- This lien ensures that the contractor has a legal right to seek compensation by either forcing the property’s sale or blocking its transfer until the debt is paid off.
Now, let’s delve deeper into what a mechanic’s lien entails.
Definition of a Mechanic’s Lien
A mechanic’s lien, also known as a construction lien or contractor’s lien, is a legal claim that allows contractors, suppliers, or construction professionals to secure payment for labor, materials, or services provided on a property. This lien is primarily used in the construction industry to protect the rights and interests of those involved in a project.
By filing a mechanic’s lien, the contractor establishes a legal right to the property and ensures that they have a priority claim over other creditors. This means that the contractor has a better chance of getting paid even if the property owner defaults on other debts.
How a Mechanic’s Lien Is Used
When a contractor or construction professional completes work or provides materials for a property and is not paid, they can file a mechanic’s lien to protect their right to compensation. This lien gives them legal recourse and safeguards their interests in the event of non-payment or disputes.
Here are the general steps involved in using a mechanic’s lien:
- The contractor must ensure that they meet the specific requirements set by state laws to be eligible for filing a lien.
- The contractor files a preliminary notice, notifying the property owner about their right to file a mechanic’s lien if the payment is not made.
- If payment is still not received, the contractor files the mechanic’s lien with the appropriate local county office, providing all necessary documentation and evidence of the debt owed.
- Once the lien is filed, it becomes a public record and can affect the property’s title, making it challenging for the property owner to sell or refinance without addressing the lien.
- The contractor may choose to negotiate a settlement with the property owner, or they can pursue further legal action, including foreclosure or forcing the sale of the property to satisfy the debt.
Example of a Mechanic’s Lien
Let’s imagine a scenario where a contractor named John is hired to remodel a homeowner’s kitchen. John completes the renovation work but faces issues when it comes time to get paid. The homeowner delays payment, and it becomes clear that they have no intention of fulfilling their financial obligation.
In this situation, John can file a mechanic’s lien on the homeowner’s property to ensure he gets paid for his services. By filing the lien, John establishes a legal claim on the property, making it difficult for the homeowner to sell or refinance without first addressing the unpaid debt. This puts pressure on the homeowner to resolve the issue, either through negotiating a settlement or fulfilling their payment obligation.
A mechanic’s lien is a valuable tool used in the construction industry to protect the interests of contractors, suppliers, and construction professionals. By securing a legal claim on a property, a mechanic’s lien ensures that unpaid debts for labor, materials, or services are addressed and the contractor has a means of seeking compensation.

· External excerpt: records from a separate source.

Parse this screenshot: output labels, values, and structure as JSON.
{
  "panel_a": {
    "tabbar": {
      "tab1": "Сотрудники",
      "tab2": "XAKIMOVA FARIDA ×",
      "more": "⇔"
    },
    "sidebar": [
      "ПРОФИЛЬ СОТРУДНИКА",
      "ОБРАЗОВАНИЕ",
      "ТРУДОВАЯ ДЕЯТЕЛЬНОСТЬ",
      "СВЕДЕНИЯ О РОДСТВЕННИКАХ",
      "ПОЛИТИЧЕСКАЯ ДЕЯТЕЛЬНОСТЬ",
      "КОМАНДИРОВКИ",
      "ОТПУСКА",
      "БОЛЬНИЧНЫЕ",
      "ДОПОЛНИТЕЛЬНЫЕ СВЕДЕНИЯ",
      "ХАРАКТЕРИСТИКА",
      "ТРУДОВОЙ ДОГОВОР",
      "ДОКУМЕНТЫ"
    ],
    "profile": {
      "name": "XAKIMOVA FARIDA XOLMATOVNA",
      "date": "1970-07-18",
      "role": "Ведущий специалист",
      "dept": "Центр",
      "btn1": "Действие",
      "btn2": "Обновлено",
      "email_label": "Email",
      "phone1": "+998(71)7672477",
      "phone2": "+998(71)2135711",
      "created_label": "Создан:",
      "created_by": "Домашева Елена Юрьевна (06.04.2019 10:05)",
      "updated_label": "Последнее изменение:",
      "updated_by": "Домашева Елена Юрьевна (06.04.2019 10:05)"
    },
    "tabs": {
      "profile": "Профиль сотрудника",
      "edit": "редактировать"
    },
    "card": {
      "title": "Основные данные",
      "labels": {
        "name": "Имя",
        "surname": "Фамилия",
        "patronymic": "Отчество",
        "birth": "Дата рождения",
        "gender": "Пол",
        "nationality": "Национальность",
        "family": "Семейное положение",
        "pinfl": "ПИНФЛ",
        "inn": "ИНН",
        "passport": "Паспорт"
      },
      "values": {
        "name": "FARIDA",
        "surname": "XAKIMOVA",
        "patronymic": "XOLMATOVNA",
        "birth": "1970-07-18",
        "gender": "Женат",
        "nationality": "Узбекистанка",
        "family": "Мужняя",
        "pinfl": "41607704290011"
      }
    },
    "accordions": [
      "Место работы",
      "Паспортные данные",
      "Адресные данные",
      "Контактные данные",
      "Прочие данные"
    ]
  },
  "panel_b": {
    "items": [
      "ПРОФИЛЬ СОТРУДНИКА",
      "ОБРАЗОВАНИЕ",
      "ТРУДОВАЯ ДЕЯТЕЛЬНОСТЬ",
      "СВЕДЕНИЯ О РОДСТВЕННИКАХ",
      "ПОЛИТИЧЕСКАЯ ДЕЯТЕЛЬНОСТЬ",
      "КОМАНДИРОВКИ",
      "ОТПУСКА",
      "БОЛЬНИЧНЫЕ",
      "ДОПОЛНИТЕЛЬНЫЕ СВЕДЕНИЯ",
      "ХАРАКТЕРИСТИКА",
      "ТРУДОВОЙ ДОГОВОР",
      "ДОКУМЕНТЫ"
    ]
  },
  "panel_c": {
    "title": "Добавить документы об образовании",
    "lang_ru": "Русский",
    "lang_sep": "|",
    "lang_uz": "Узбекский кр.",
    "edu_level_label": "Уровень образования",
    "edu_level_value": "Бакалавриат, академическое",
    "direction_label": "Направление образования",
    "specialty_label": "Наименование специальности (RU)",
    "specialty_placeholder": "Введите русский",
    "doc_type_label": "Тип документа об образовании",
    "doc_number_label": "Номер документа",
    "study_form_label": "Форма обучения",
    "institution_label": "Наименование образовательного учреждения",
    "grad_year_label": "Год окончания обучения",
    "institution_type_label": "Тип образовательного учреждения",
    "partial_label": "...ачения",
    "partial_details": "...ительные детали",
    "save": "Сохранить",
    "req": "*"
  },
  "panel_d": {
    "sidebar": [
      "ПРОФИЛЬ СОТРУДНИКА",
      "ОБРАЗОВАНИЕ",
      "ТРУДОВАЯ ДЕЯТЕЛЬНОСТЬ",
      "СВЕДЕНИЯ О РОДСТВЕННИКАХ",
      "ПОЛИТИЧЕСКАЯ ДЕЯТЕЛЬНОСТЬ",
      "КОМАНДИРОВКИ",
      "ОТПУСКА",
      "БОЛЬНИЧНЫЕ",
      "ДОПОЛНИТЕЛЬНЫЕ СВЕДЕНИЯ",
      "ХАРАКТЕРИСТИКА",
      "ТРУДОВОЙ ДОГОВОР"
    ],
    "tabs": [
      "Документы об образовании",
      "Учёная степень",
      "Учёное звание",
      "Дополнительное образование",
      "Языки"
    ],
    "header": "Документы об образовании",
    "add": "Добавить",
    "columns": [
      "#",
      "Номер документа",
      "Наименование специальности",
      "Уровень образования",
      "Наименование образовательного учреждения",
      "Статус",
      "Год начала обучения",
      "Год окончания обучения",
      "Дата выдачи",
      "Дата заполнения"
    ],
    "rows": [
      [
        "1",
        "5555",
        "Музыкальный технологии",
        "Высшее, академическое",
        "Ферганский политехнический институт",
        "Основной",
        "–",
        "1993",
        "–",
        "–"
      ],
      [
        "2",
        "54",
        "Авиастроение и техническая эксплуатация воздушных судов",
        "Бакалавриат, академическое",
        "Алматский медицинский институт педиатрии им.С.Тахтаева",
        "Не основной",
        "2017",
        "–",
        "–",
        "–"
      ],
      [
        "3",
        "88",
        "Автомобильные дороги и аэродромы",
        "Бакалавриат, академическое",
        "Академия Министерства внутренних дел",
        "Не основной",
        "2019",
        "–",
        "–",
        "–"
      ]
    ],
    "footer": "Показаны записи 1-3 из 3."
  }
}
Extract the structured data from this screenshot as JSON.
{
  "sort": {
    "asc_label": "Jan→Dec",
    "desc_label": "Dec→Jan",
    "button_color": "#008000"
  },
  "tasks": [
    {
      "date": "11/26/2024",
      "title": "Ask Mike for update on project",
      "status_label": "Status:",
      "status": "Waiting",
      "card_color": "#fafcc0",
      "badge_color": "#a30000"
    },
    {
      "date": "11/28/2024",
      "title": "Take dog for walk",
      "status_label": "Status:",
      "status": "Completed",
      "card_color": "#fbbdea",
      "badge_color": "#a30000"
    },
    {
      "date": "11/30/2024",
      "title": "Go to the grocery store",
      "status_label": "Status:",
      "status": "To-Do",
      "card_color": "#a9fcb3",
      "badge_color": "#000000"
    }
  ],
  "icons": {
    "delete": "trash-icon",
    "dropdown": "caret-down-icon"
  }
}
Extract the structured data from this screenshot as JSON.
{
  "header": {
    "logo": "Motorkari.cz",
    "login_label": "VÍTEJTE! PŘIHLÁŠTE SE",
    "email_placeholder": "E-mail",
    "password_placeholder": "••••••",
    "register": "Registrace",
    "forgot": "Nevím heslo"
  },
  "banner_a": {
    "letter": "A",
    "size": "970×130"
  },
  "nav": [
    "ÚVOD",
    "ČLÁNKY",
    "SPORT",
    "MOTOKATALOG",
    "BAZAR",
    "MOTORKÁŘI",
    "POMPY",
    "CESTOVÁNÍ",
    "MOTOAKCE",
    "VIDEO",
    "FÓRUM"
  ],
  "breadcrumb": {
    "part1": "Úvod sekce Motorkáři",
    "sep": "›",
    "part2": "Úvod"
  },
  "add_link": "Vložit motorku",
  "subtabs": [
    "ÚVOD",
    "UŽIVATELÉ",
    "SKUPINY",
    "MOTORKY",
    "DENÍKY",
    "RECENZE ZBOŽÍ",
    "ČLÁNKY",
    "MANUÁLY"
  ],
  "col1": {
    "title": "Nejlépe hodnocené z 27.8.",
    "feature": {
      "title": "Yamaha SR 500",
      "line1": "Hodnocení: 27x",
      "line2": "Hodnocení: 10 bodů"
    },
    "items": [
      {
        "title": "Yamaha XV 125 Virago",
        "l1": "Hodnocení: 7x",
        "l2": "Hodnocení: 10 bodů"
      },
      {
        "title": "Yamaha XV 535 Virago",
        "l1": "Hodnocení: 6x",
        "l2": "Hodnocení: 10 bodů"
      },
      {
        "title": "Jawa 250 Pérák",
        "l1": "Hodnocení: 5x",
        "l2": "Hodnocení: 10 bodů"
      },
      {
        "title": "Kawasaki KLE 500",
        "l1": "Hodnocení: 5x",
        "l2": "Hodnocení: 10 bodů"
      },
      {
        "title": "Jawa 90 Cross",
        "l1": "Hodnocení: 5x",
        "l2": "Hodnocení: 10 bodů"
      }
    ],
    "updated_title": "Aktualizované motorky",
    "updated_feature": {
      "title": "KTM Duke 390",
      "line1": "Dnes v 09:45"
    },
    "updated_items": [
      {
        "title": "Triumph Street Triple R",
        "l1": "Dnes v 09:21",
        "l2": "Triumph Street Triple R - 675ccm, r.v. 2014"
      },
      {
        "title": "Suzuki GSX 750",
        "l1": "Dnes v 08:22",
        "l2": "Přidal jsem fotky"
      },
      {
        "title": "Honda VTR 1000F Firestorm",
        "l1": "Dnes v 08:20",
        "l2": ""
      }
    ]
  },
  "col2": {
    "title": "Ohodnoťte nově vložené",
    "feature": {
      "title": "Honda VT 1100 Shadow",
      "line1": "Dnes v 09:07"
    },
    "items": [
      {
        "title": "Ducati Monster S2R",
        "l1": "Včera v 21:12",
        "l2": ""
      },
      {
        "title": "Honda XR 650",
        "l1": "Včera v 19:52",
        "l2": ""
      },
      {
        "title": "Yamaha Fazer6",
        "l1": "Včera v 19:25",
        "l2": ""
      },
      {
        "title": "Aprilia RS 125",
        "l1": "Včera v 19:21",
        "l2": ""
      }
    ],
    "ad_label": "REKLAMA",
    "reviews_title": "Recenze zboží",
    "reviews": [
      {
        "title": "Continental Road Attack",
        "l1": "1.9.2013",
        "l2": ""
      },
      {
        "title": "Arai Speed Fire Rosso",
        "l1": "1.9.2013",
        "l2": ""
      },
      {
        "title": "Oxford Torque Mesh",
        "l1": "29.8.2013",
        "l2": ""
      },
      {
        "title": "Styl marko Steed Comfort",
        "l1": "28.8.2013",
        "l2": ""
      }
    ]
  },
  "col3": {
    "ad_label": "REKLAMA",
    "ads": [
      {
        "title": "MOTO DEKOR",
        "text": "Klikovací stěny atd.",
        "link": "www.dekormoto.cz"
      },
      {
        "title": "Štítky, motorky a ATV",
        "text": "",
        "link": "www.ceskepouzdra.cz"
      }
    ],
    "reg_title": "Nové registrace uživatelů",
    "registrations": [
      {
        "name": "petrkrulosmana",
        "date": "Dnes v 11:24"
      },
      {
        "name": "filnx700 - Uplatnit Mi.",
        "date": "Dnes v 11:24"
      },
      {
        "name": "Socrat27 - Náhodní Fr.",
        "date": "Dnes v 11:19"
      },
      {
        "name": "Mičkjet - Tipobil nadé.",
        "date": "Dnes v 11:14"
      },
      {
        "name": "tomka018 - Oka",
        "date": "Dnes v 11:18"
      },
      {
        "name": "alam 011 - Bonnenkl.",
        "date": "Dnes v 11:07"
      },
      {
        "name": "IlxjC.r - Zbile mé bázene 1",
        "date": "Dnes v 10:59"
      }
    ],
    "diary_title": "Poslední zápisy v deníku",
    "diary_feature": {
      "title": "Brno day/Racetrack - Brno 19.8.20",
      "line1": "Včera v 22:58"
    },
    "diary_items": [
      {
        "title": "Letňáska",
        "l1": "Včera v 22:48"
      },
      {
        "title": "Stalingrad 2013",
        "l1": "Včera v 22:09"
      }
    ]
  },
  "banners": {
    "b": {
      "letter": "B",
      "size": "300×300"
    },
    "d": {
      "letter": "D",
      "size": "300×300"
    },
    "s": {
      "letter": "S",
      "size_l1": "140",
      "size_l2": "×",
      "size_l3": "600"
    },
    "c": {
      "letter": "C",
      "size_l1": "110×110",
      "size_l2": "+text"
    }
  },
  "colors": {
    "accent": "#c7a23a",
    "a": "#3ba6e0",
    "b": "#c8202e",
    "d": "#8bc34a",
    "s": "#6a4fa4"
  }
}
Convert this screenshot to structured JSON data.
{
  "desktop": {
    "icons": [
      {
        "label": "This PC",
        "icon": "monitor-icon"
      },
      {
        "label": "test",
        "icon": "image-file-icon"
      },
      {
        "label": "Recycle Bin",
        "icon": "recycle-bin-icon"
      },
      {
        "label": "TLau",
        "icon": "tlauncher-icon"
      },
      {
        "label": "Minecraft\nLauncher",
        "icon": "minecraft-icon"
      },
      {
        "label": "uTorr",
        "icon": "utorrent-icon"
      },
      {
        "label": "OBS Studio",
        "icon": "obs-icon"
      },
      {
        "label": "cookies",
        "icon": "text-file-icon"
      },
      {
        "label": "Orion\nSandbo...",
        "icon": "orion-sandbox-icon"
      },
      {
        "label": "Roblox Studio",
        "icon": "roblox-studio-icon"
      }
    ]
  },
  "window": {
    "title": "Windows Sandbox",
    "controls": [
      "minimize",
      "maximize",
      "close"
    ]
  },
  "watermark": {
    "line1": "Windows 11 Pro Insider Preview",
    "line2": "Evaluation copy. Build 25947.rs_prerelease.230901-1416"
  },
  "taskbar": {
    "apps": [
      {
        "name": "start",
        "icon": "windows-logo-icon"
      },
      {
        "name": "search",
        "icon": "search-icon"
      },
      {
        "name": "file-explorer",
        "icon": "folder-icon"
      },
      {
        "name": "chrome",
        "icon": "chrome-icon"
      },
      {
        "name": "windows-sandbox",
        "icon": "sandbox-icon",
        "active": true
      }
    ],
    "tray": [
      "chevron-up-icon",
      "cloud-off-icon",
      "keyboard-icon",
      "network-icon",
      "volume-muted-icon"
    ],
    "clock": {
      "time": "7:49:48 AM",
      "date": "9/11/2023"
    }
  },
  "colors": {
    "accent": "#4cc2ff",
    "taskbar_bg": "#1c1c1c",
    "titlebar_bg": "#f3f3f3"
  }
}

Understanding how a mechanic’s lien works can help contractors safeguard their finances and ensure they receive payment for their hard work. At the same time, property owners should be aware of their responsibilities to avoid the potential hassles and legal consequences that can arise from a mechanic’s lien.